CENTER CITY (WTXF) - Embattled Pennsylvania Attorney General Kathleen Kane is taking action against offensive emails.
Those emails, some pornographic or racist in nature, were shared among a group of judges and prosecutors in the state.
Now Kane is appointing a team of lawyers to investigate.
Attorney General Kane took her battle for survival and against pornographic e-mails to the place where Americans come to learn about the constitution.
She displayed some ugly images on a big screen and lit the fuse for further controversy.
WARNING: YOU MAY FIND SOME OF THE IMAGES DISTURBING.
To a room of silent reporters, Attorney General Kane flashed images of what she says are the racially tainted, demeaning and sexually explicit e-mails she's found on state computers.
She then launched her attack.
"No woman should go to work and be subjected to consistent treatment of disgusting indignity by women-haters because they were born with one less body part, which, the last time I checked, does not contain any extra brain cells," Kane said.
The embattled first-term democrat , facing criminal charges, came to Philadelphia's gleaming National Constitution Center to once again rail against what she claims are the tens of thousands of e-mails and the judges, prosecutors and other top Pa. officials she claims sent and received them.
"To me, this intolerable.

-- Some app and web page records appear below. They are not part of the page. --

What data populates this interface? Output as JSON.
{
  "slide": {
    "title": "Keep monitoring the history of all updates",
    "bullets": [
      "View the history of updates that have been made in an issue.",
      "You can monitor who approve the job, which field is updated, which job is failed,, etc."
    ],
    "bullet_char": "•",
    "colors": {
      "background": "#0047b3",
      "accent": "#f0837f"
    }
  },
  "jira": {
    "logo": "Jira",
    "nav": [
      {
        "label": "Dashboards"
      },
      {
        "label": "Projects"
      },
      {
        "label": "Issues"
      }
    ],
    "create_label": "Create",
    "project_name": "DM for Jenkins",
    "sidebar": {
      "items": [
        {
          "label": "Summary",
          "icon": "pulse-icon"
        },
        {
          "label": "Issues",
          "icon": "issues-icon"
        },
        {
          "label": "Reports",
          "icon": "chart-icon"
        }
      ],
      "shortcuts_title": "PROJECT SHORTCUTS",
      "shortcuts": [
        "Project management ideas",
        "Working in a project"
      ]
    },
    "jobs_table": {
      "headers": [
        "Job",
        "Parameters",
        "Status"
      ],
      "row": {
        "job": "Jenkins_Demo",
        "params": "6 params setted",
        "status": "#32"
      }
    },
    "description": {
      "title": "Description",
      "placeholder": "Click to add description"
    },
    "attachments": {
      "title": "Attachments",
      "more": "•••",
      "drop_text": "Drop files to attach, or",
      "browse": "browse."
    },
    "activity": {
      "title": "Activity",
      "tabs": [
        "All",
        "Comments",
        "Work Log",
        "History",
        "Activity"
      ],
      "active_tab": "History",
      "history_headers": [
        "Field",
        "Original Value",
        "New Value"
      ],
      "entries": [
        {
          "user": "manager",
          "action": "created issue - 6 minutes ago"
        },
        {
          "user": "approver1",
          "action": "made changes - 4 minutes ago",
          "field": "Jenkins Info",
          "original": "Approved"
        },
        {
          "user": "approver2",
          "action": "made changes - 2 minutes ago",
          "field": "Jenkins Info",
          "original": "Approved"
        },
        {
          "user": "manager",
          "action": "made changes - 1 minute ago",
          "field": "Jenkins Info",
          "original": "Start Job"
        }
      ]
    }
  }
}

I will not allow it on my watch, not matter how long my watch lasts," Kane said.
Kane is facing perjury and other charges for allegedly leaking secret, grand jury material to a reporter and lying about it under oath.
She could be forced from office. She took no questions on that or any other topic this day.
Instead, she announced the hiring of Maryland's former Attorney General to probe the trading of the ugly e-mails in state government.
"We will go with the facts--where they will lead us. If crimes are uncovered we will prosecute those crimes and refer those crimes to the appropriate authorities for the appropriate action," Special Deputy Attorney General Douglas Gansler said.
Gansler will work with four attorneys from his Washington, D.C. firm. It won't be cheap. He expects the bill to taxpayers to run under $2 million dollars.
Kane ducked questions of her way out.
Gansler says he'll have to be careful of who he works with in Kane's office because he thinks sides have been taken.